Silencing Race: Disentangling Blackness, Colonialism, and National Identities in Puerto Rico

In their quest for greater political participation within shifting imperial fields—from Spanish (1850s–1898) to US rule (1898-)—Puerto Ricans struggled to shape and contain conversations about race. In so doing, they crafted, negotiated, and imposed on others multiple forms of silences while reproducing the idea of a unified, racially mixed, harmonious nation. Hence, both upper and working classes participated, although with different agendas, in the construction of a wide array of silences that together have prevented serious debate about racialized domination. This book explores the ongoing, constant racialization of Puerto Rican workers to explore the 'class-making' of race.
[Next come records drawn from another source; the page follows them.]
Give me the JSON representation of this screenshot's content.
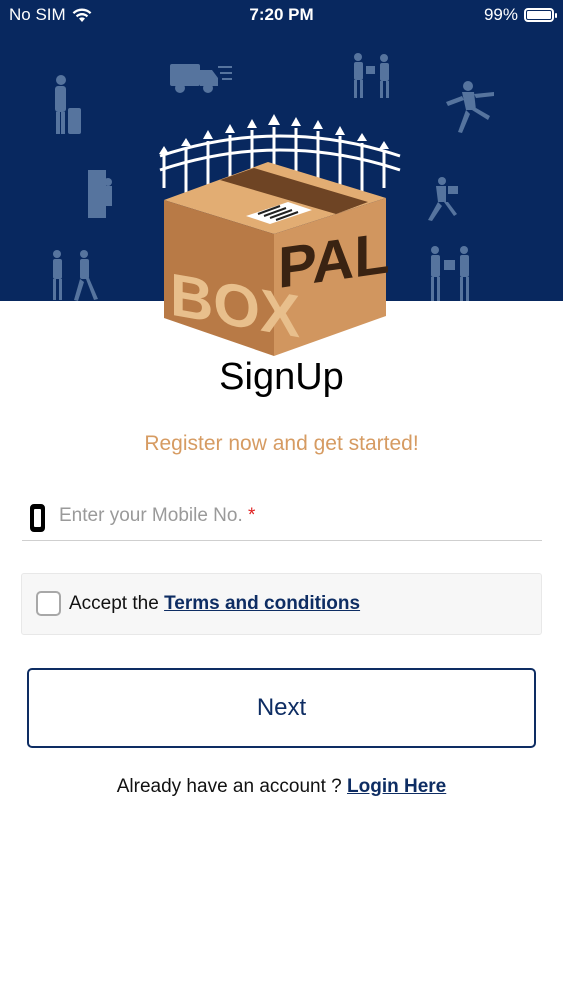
{
  "status_bar": {
    "carrier": "No SIM",
    "time": "7:20 PM",
    "battery": "99%"
  },
  "header": {
    "background_color": "#08285f",
    "logo_text_left": "BOX",
    "logo_text_right": "PAL"
  },
  "signup": {
    "title": "SignUp",
    "subtitle": "Register now and get started!",
    "mobile_placeholder": "Enter your Mobile No.",
    "required_marker": "*",
    "terms_prefix": "Accept the",
    "terms_link": "Terms and conditions",
    "next_label": "Next",
    "login_prompt": "Already have an account ?",
    "login_link": "Login Here"
  },
  "colors": {
    "accent": "#0e2d63",
    "subtitle": "#d69b62",
    "required": "#e02020"
  }
}
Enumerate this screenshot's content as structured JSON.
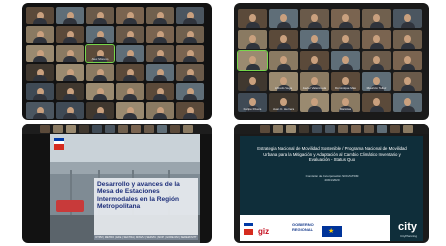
{
  "panel1": {
    "tiles": [
      {
        "name": ""
      },
      {
        "name": ""
      },
      {
        "name": ""
      },
      {
        "name": ""
      },
      {
        "name": ""
      },
      {
        "name": ""
      },
      {
        "name": ""
      },
      {
        "name": ""
      },
      {
        "name": ""
      },
      {
        "name": ""
      },
      {
        "name": ""
      },
      {
        "name": ""
      },
      {
        "name": ""
      },
      {
        "name": ""
      },
      {
        "name": "Alex Moreno"
      },
      {
        "name": ""
      },
      {
        "name": ""
      },
      {
        "name": ""
      },
      {
        "name": ""
      },
      {
        "name": ""
      },
      {
        "name": ""
      },
      {
        "name": ""
      },
      {
        "name": ""
      },
      {
        "name": ""
      },
      {
        "name": ""
      },
      {
        "name": ""
      },
      {
        "name": ""
      },
      {
        "name": ""
      },
      {
        "name": ""
      },
      {
        "name": ""
      },
      {
        "name": ""
      },
      {
        "name": ""
      },
      {
        "name": ""
      },
      {
        "name": ""
      },
      {
        "name": ""
      },
      {
        "name": ""
      }
    ]
  },
  "panel2": {
    "tiles": [
      {
        "name": ""
      },
      {
        "name": ""
      },
      {
        "name": ""
      },
      {
        "name": ""
      },
      {
        "name": ""
      },
      {
        "name": ""
      },
      {
        "name": ""
      },
      {
        "name": ""
      },
      {
        "name": ""
      },
      {
        "name": ""
      },
      {
        "name": ""
      },
      {
        "name": ""
      },
      {
        "name": ""
      },
      {
        "name": ""
      },
      {
        "name": ""
      },
      {
        "name": ""
      },
      {
        "name": ""
      },
      {
        "name": ""
      },
      {
        "name": ""
      },
      {
        "name": "Alfredo Vega"
      },
      {
        "name": "Javier Valenzuela"
      },
      {
        "name": "Dominique Mas"
      },
      {
        "name": "Mauricio Tellez"
      },
      {
        "name": ""
      },
      {
        "name": "Felipe Rivera"
      },
      {
        "name": "Juan C. Herrera"
      },
      {
        "name": ""
      },
      {
        "name": "Mariolas"
      },
      {
        "name": ""
      },
      {
        "name": ""
      }
    ]
  },
  "panel3": {
    "slide_title": "Desarrollo y avances de la Mesa de Estaciones Intermodales en la Región Metropolitana",
    "slide_footer": "DTPM | METRO | EFE | SECTRA | MINVU | SERVIU | MOP | GORE RM | SEREMI MTT"
  },
  "panel4": {
    "slide_title": "Estrategia Nacional de Movilidad Sostenible / Programa Nacional de Movilidad Urbana para la Mitigación y Adaptación al Cambio Climático Inventario y Evaluación - Status Quo",
    "slide_sub_1": "Comisión de Incorporación SOC/GTDM",
    "slide_sub_2": "20/01/2020",
    "logo_giz": "giz",
    "logo_gob_1": "GOBIERNO",
    "logo_gob_2": "REGIONAL",
    "city_name": "city",
    "city_sub": "CityPlanning"
  },
  "colors": {
    "highlight": "#76d64a",
    "slide_blue": "#1e2f7a",
    "slide4_bg": "#0f2e3a"
  }
}
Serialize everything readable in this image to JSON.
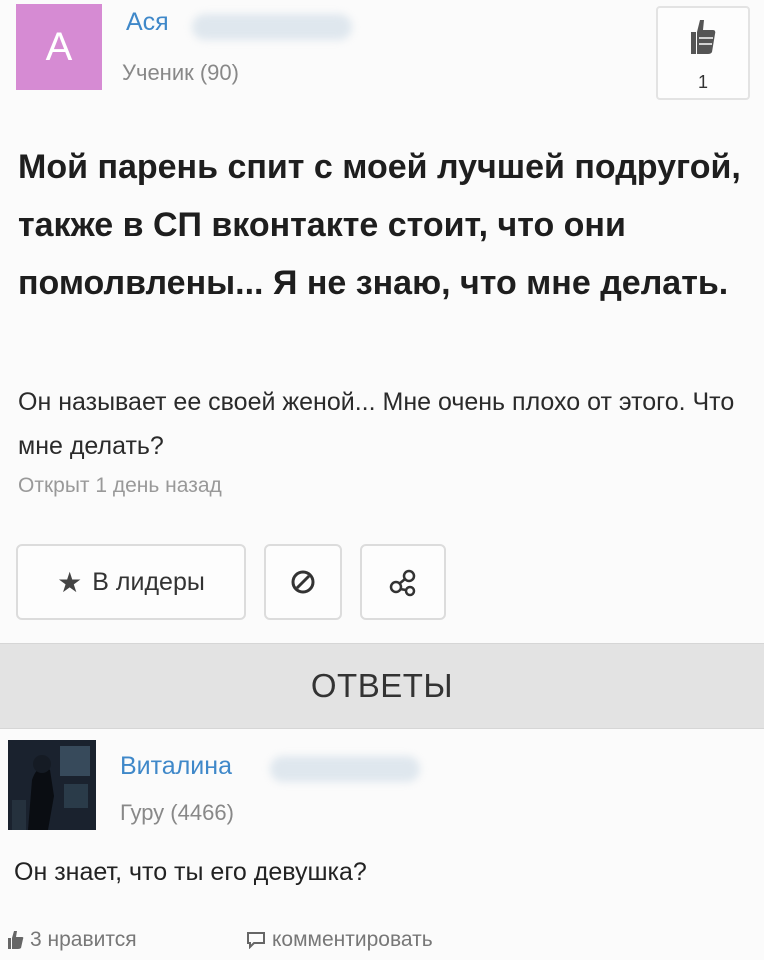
{
  "question": {
    "author": {
      "avatar_letter": "А",
      "name": "Ася",
      "rank": "Ученик (90)"
    },
    "like_count": "1",
    "title": "Мой парень спит с моей лучшей подругой, также в СП вконтакте стоит, что они помолвлены... Я не знаю, что мне делать.",
    "body": "Он называет ее своей женой... Мне очень плохо от этого. Что мне делать?",
    "time": "Открыт 1 день назад",
    "buttons": {
      "leaders": "В лидеры",
      "leaders_icon": "star-icon",
      "block_icon": "block-icon",
      "share_icon": "share-icon"
    }
  },
  "answers_header": "ОТВЕТЫ",
  "answer": {
    "author": {
      "name": "Виталина",
      "rank": "Гуру (4466)"
    },
    "text": "Он знает, что ты его девушка?",
    "likes": "3 нравится",
    "comment": "комментировать"
  },
  "colors": {
    "link": "#3f88c9",
    "avatar_bg": "#d68bd3",
    "answers_bar": "#e3e3e3"
  }
}
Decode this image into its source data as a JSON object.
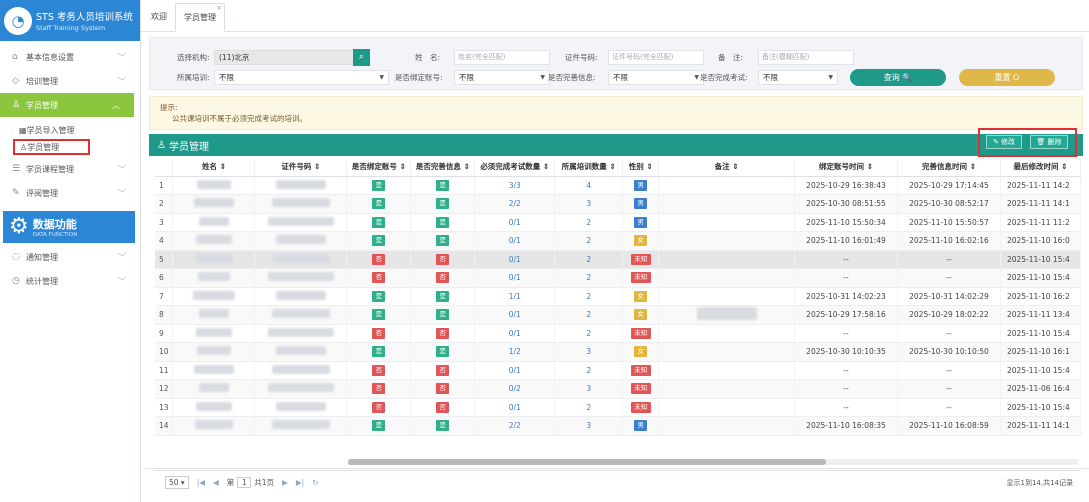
{
  "app": {
    "title": "STS 考务人员培训系统",
    "subtitle": "Staff Training System"
  },
  "sidebar": {
    "items": [
      {
        "label": "基本信息设置",
        "icon": "home-icon"
      },
      {
        "label": "培训管理",
        "icon": "graduation-icon"
      },
      {
        "label": "学员管理",
        "icon": "user-icon"
      },
      {
        "label": "学员课程管理",
        "icon": "list-icon"
      },
      {
        "label": "评阅管理",
        "icon": "edit-icon"
      },
      {
        "label": "通知管理",
        "icon": "chat-icon"
      },
      {
        "label": "统计管理",
        "icon": "clock-icon"
      }
    ],
    "subitems": [
      "学员导入管理",
      "学员管理"
    ],
    "banner": {
      "title": "数据功能",
      "subtitle": "DATA FUNCTION"
    }
  },
  "tabs": [
    "欢迎",
    "学员管理"
  ],
  "filters": {
    "org_label": "选择机构:",
    "org_value": "(11)北京",
    "name_label": "姓　名:",
    "name_placeholder": "姓名(完全匹配)",
    "id_label": "证件号码:",
    "id_placeholder": "证件号码(完全匹配)",
    "note_label": "备　注:",
    "note_placeholder": "备注(模糊匹配)",
    "training_label": "所属培训:",
    "training_value": "不限",
    "bind_label": "是否绑定账号:",
    "bind_value": "不限",
    "info_label": "是否完善信息:",
    "info_value": "不限",
    "exam_label": "是否完成考试:",
    "exam_value": "不限",
    "query_btn": "查询 🔍",
    "reset_btn": "重置 ⭘"
  },
  "tip": {
    "title": "提示:",
    "text": "公共课培训不属于必须完成考试的培训。"
  },
  "grid": {
    "title": "学员管理",
    "edit_btn": "✎ 修改",
    "delete_btn": "🗑 删除",
    "columns": [
      "姓名 ⇕",
      "证件号码 ⇕",
      "是否绑定账号 ⇕",
      "是否完善信息 ⇕",
      "必须完成考试数量 ⇕",
      "所属培训数量 ⇕",
      "性别 ⇕",
      "备注 ⇕",
      "绑定账号时间 ⇕",
      "完善信息时间 ⇕",
      "最后修改时间 ⇕"
    ],
    "rows": [
      {
        "no": "1",
        "bind": "是",
        "info": "是",
        "exam": "3/3",
        "train": "4",
        "sex": "男",
        "bind_time": "2025-10-29 16:38:43",
        "info_time": "2025-10-29 17:14:45",
        "mod_time": "2025-11-11 14:2"
      },
      {
        "no": "2",
        "bind": "是",
        "info": "是",
        "exam": "2/2",
        "train": "3",
        "sex": "男",
        "bind_time": "2025-10-30 08:51:55",
        "info_time": "2025-10-30 08:52:17",
        "mod_time": "2025-11-11 14:1"
      },
      {
        "no": "3",
        "bind": "是",
        "info": "是",
        "exam": "0/1",
        "train": "2",
        "sex": "男",
        "bind_time": "2025-11-10 15:50:34",
        "info_time": "2025-11-10 15:50:57",
        "mod_time": "2025-11-11 11:2"
      },
      {
        "no": "4",
        "bind": "是",
        "info": "是",
        "exam": "0/1",
        "train": "2",
        "sex": "女",
        "bind_time": "2025-11-10 16:01:49",
        "info_time": "2025-11-10 16:02:16",
        "mod_time": "2025-11-10 16:0"
      },
      {
        "no": "5",
        "bind": "否",
        "info": "否",
        "exam": "0/1",
        "train": "2",
        "sex": "未知",
        "bind_time": "--",
        "info_time": "--",
        "mod_time": "2025-11-10 15:4"
      },
      {
        "no": "6",
        "bind": "否",
        "info": "否",
        "exam": "0/1",
        "train": "2",
        "sex": "未知",
        "bind_time": "--",
        "info_time": "--",
        "mod_time": "2025-11-10 15:4"
      },
      {
        "no": "7",
        "bind": "是",
        "info": "是",
        "exam": "1/1",
        "train": "2",
        "sex": "女",
        "bind_time": "2025-10-31 14:02:23",
        "info_time": "2025-10-31 14:02:29",
        "mod_time": "2025-11-10 16:2"
      },
      {
        "no": "8",
        "bind": "是",
        "info": "是",
        "exam": "0/1",
        "train": "2",
        "sex": "女",
        "bind_time": "2025-10-29 17:58:16",
        "info_time": "2025-10-29 18:02:22",
        "mod_time": "2025-11-11 13:4"
      },
      {
        "no": "9",
        "bind": "否",
        "info": "否",
        "exam": "0/1",
        "train": "2",
        "sex": "未知",
        "bind_time": "--",
        "info_time": "--",
        "mod_time": "2025-11-10 15:4"
      },
      {
        "no": "10",
        "bind": "是",
        "info": "是",
        "exam": "1/2",
        "train": "3",
        "sex": "女",
        "bind_time": "2025-10-30 10:10:35",
        "info_time": "2025-10-30 10:10:50",
        "mod_time": "2025-11-10 16:1"
      },
      {
        "no": "11",
        "bind": "否",
        "info": "否",
        "exam": "0/1",
        "train": "2",
        "sex": "未知",
        "bind_time": "--",
        "info_time": "--",
        "mod_time": "2025-11-10 15:4"
      },
      {
        "no": "12",
        "bind": "否",
        "info": "否",
        "exam": "0/2",
        "train": "3",
        "sex": "未知",
        "bind_time": "--",
        "info_time": "--",
        "mod_time": "2025-11-06 16:4"
      },
      {
        "no": "13",
        "bind": "否",
        "info": "否",
        "exam": "0/1",
        "train": "2",
        "sex": "未知",
        "bind_time": "--",
        "info_time": "--",
        "mod_time": "2025-11-10 15:4"
      },
      {
        "no": "14",
        "bind": "是",
        "info": "是",
        "exam": "2/2",
        "train": "3",
        "sex": "男",
        "bind_time": "2025-11-10 16:08:35",
        "info_time": "2025-11-10 16:08:59",
        "mod_time": "2025-11-11 14:1"
      }
    ]
  },
  "pager": {
    "page_size": "50",
    "page_label": "第",
    "page_value": "1",
    "total_pages": "共1页",
    "info": "显示1到14,共14记录"
  },
  "colors": {
    "teal": "#1f9a8a",
    "green": "#8cc63e",
    "blue": "#2b86d6",
    "red": "#e02f2f",
    "yellow": "#e0b84a"
  }
}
Silencing Race: Disentangling Blackness, Colonialism, and National Identities in Puerto Rico (New York: Palgrave Macmillan, 2012)